Each line below with the word "Master" needs to be copied.

##### SUPPLIED ENTRIES #####

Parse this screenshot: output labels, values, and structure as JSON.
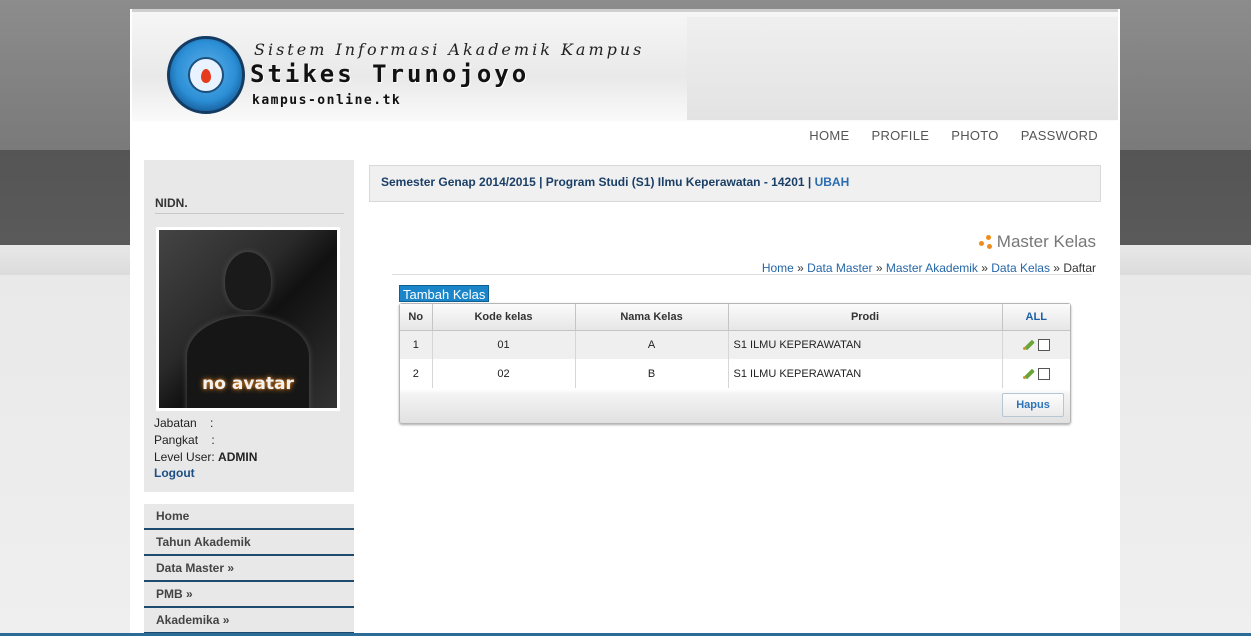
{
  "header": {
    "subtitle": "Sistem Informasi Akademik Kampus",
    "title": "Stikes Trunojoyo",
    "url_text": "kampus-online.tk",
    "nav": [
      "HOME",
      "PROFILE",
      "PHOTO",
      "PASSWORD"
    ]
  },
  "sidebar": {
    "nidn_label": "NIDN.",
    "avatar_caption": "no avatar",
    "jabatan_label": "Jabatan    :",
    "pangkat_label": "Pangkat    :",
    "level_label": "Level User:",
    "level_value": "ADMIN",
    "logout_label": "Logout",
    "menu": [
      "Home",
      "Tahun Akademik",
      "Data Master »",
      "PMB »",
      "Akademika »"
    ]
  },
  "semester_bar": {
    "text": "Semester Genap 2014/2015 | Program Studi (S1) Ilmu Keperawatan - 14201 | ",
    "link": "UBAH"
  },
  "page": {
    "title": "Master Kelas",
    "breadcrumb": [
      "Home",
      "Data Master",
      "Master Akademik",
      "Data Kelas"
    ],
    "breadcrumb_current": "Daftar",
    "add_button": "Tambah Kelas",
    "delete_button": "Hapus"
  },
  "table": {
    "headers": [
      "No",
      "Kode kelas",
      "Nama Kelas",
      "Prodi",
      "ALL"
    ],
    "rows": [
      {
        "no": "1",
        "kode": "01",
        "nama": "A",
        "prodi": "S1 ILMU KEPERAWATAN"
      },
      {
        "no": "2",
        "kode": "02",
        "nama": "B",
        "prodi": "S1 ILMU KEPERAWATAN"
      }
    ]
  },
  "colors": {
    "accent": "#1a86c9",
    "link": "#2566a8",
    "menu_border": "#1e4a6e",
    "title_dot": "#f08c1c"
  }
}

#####

RESPONSE AREA:
      "Data Master »",
    "title": "Master Kelas",
      "Data Master",
      "Master Akademik",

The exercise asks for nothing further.